> **ENTRIES PROVIDED**:
• • • • • • •
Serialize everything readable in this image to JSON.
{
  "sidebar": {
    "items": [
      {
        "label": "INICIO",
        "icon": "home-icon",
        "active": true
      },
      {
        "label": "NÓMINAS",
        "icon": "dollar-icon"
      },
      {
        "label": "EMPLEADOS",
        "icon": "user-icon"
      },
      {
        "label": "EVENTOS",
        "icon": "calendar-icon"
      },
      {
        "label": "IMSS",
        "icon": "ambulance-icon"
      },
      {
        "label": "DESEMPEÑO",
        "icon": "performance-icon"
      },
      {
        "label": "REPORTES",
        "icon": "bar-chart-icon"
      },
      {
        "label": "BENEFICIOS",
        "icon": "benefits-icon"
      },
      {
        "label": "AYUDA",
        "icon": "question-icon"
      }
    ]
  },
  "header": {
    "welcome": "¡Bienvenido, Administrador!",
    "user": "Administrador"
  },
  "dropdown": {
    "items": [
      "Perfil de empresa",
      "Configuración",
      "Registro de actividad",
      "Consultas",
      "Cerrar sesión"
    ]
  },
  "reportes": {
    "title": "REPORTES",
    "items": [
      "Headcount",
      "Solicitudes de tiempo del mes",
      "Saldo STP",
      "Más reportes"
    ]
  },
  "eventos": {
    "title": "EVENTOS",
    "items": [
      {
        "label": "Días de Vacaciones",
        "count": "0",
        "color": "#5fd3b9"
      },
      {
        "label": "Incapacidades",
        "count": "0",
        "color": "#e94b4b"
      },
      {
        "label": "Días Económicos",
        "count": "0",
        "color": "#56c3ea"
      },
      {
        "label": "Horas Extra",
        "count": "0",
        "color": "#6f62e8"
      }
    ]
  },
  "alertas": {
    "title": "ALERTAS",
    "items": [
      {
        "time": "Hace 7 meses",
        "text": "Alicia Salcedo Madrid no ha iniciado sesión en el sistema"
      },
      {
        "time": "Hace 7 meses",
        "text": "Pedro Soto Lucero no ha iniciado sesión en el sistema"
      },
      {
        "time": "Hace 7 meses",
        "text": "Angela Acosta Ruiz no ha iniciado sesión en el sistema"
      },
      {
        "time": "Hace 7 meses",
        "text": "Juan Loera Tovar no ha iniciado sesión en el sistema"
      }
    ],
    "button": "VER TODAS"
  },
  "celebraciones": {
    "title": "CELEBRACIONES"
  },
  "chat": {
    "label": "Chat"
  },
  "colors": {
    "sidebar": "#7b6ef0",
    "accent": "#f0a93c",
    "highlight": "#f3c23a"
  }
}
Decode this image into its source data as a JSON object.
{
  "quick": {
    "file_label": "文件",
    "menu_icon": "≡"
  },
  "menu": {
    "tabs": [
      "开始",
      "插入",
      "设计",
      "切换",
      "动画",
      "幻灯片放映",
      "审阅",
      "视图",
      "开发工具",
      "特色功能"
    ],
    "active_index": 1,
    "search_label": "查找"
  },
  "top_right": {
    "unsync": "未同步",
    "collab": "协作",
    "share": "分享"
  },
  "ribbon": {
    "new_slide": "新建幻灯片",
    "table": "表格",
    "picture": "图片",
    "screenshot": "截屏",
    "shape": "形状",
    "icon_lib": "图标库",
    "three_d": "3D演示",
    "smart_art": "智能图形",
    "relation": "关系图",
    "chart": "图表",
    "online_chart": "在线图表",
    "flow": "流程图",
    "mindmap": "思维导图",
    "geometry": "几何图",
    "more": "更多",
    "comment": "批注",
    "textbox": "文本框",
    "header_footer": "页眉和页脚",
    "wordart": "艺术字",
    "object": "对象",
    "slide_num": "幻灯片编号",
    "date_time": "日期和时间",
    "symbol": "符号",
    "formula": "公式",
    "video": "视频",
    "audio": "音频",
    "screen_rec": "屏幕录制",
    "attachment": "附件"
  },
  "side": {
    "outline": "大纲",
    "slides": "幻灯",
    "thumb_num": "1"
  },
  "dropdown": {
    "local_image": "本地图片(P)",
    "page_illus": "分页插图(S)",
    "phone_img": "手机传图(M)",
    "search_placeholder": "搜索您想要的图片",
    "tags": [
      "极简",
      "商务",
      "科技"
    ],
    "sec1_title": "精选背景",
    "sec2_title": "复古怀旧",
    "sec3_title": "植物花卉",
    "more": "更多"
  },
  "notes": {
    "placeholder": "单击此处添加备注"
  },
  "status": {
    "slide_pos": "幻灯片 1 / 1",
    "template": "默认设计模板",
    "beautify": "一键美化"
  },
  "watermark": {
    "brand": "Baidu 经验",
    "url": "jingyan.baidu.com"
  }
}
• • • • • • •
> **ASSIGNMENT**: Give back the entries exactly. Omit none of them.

> **REPLY TO THE EXERCISE**:
Serialize everything readable in this image to JSON.
{
  "sidebar": {
    "items": [
      {
        "label": "INICIO",
        "icon": "home-icon",
        "active": true
      },
      {
        "label": "NÓMINAS",
        "icon": "dollar-icon"
      },
      {
        "label": "EMPLEADOS",
        "icon": "user-icon"
      },
      {
        "label": "EVENTOS",
        "icon": "calendar-icon"
      },
      {
        "label": "IMSS",
        "icon": "ambulance-icon"
      },
      {
        "label": "DESEMPEÑO",
        "icon": "performance-icon"
      },
      {
        "label": "REPORTES",
        "icon": "bar-chart-icon"
      },
      {
        "label": "BENEFICIOS",
        "icon": "benefits-icon"
      },
      {
        "label": "AYUDA",
        "icon": "question-icon"
      }
    ]
  },
  "header": {
    "welcome": "¡Bienvenido, Administrador!",
    "user": "Administrador"
  },
  "dropdown": {
    "items": [
      "Perfil de empresa",
      "Configuración",
      "Registro de actividad",
      "Consultas",
      "Cerrar sesión"
    ]
  },
  "reportes": {
    "title": "REPORTES",
    "items": [
      "Headcount",
      "Solicitudes de tiempo del mes",
      "Saldo STP",
      "Más reportes"
    ]
  },
  "eventos": {
    "title": "EVENTOS",
    "items": [
      {
        "label": "Días de Vacaciones",
        "count": "0",
        "color": "#5fd3b9"
      },
      {
        "label": "Incapacidades",
        "count": "0",
        "color": "#e94b4b"
      },
      {
        "label": "Días Económicos",
        "count": "0",
        "color": "#56c3ea"
      },
      {
        "label": "Horas Extra",
        "count": "0",
        "color": "#6f62e8"
      }
    ]
  },
  "alertas": {
    "title": "ALERTAS",
    "items": [
      {
        "time": "Hace 7 meses",
        "text": "Alicia Salcedo Madrid no ha iniciado sesión en el sistema"
      },
      {
        "time": "Hace 7 meses",
        "text": "Pedro Soto Lucero no ha iniciado sesión en el sistema"
      },
      {
        "time": "Hace 7 meses",
        "text": "Angela Acosta Ruiz no ha iniciado sesión en el sistema"
      },
      {
        "time": "Hace 7 meses",
        "text": "Juan Loera Tovar no ha iniciado sesión en el sistema"
      }
    ],
    "button": "VER TODAS"
  },
  "celebraciones": {
    "title": "CELEBRACIONES"
  },
  "chat": {
    "label": "Chat"
  },
  "colors": {
    "sidebar": "#7b6ef0",
    "accent": "#f0a93c",
    "highlight": "#f3c23a"
  }
}
Decode this image into its source data as a JSON object.
{
  "quick": {
    "file_label": "文件",
    "menu_icon": "≡"
  },
  "menu": {
    "tabs": [
      "开始",
      "插入",
      "设计",
      "切换",
      "动画",
      "幻灯片放映",
      "审阅",
      "视图",
      "开发工具",
      "特色功能"
    ],
    "active_index": 1,
    "search_label": "查找"
  },
  "top_right": {
    "unsync": "未同步",
    "collab": "协作",
    "share": "分享"
  },
  "ribbon": {
    "new_slide": "新建幻灯片",
    "table": "表格",
    "picture": "图片",
    "screenshot": "截屏",
    "shape": "形状",
    "icon_lib": "图标库",
    "three_d": "3D演示",
    "smart_art": "智能图形",
    "relation": "关系图",
    "chart": "图表",
    "online_chart": "在线图表",
    "flow": "流程图",
    "mindmap": "思维导图",
    "geometry": "几何图",
    "more": "更多",
    "comment": "批注",
    "textbox": "文本框",
    "header_footer": "页眉和页脚",
    "wordart": "艺术字",
    "object": "对象",
    "slide_num": "幻灯片编号",
    "date_time": "日期和时间",
    "symbol": "符号",
    "formula": "公式",
    "video": "视频",
    "audio": "音频",
    "screen_rec": "屏幕录制",
    "attachment": "附件"
  },
  "side": {
    "outline": "大纲",
    "slides": "幻灯",
    "thumb_num": "1"
  },
  "dropdown": {
    "local_image": "本地图片(P)",
    "page_illus": "分页插图(S)",
    "phone_img": "手机传图(M)",
    "search_placeholder": "搜索您想要的图片",
    "tags": [
      "极简",
      "商务",
      "科技"
    ],
    "sec1_title": "精选背景",
    "sec2_title": "复古怀旧",
    "sec3_title": "植物花卉",
    "more": "更多"
  },
  "notes": {
    "placeholder": "单击此处添加备注"
  },
  "status": {
    "slide_pos": "幻灯片 1 / 1",
    "template": "默认设计模板",
    "beautify": "一键美化"
  },
  "watermark": {
    "brand": "Baidu 经验",
    "url": "jingyan.baidu.com"
  }
}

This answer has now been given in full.